Ta-Nehisi Coates is an editor and blogger at The Atlantic; he writes about media, politics, what it's like to be African American in this day and age, learning French, being a father, being a writer, football, and all manner of other things. His series on slave narratives - biographical works by former slaves - has been fantastic, and shows both the desire of the enslaved people to establish families and the efforts of slave owners to destroy black families.
He has written a great deal about hidden racism and how it affects African Americans. By "hidden racism," I mean the ways that previously-obvious white supremacy has gone underground and turned into something else. In a posting a day or so ago, he wrote about efforts to apportion electoral votes in Virginia according to a gerrymandered scheme that will favor white, rural counties over the more diverse and more populous urban counties in that state. Such an apportionment would have given the state to Mitt Romney even though President Obama won more than 50% of the vote. (Gerrymandering is also why the Republicans hold a House majority in Congress even though more than 50% of votes nationwide are going to Democrats.)

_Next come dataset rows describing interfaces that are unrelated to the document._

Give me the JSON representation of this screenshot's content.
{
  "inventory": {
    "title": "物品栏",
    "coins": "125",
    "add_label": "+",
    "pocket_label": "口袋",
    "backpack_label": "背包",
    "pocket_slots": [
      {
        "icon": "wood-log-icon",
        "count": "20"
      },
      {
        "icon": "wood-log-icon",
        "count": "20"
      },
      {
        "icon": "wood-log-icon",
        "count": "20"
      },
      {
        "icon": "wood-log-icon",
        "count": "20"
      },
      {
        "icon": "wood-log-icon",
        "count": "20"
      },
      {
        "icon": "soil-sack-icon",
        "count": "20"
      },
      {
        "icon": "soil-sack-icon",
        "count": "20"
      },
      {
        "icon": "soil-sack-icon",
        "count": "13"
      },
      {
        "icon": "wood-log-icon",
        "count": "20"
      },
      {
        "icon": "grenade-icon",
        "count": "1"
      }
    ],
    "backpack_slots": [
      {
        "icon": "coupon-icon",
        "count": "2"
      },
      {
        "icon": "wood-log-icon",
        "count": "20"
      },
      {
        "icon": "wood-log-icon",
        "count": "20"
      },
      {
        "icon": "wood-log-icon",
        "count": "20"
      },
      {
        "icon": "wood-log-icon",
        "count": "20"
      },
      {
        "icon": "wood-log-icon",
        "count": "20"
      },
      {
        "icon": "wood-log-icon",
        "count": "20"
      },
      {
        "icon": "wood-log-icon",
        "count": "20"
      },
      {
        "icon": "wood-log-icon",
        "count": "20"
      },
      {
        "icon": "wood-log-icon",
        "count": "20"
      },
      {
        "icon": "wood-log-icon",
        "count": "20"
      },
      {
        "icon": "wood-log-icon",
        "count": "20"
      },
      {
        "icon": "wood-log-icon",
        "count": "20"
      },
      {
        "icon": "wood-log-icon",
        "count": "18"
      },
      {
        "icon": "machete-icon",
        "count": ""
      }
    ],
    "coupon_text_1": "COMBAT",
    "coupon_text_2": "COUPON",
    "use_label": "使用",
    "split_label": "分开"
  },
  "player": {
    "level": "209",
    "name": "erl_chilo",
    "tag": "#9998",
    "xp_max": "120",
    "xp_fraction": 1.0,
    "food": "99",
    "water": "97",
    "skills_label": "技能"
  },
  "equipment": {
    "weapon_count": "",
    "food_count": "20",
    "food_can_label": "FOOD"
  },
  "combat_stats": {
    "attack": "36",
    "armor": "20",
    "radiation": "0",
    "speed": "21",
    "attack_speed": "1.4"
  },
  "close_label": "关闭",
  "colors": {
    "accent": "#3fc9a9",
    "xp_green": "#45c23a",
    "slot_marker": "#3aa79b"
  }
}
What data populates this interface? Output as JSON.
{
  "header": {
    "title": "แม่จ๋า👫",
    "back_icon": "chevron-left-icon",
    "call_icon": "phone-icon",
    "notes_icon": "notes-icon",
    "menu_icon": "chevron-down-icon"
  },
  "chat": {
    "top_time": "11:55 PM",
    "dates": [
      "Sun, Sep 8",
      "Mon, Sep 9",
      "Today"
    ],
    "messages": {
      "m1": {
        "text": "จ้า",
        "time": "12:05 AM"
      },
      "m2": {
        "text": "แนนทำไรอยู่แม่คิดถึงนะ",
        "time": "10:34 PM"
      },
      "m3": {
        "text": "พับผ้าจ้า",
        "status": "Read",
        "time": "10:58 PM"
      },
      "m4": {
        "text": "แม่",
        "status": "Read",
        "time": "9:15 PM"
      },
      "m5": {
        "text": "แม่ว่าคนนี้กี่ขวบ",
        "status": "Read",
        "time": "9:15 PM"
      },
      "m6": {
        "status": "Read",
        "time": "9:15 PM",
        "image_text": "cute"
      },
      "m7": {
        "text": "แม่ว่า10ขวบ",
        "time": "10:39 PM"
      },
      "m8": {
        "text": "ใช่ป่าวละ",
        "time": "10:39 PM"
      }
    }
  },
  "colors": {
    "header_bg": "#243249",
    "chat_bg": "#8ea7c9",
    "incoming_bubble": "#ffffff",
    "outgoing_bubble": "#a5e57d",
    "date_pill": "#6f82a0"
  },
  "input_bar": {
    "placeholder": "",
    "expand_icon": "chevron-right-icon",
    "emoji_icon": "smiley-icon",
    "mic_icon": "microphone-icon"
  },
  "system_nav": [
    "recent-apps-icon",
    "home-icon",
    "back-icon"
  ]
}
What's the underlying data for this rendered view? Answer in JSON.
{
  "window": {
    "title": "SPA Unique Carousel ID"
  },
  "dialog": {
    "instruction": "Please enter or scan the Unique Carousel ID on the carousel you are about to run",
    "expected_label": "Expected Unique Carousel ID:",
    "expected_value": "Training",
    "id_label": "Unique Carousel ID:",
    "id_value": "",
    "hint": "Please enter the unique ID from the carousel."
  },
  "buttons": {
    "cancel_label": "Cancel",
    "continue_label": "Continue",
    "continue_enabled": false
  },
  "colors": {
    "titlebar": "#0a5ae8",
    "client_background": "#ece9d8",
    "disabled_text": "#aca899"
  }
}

I'll also suggest a look at his posting called The American Case Against a Black Middle Class, which is about all the institutionalized ways that we have structured laws to keep black people from getting ahead in the ways that generations of immigrants have been able to get ahead. He doesn't mention that after WWII, during the great housing boom and the great entry of people into college because of the GI Bill, it was a lot harder for black people to get mortgages and a lot harder for black people to get into school. That was a result of institutionalized racism in housing and college admissions.
After you've read those postings, think about the anti-tax movement, which arose within a decade or so of the passage of the big civil rights bills of the 1960s and started having serious effects in 1978 with the passage of the evil Prop. 13 in California. And think about the Republicans in Kansas who are trying to eliminate the income tax there altogether.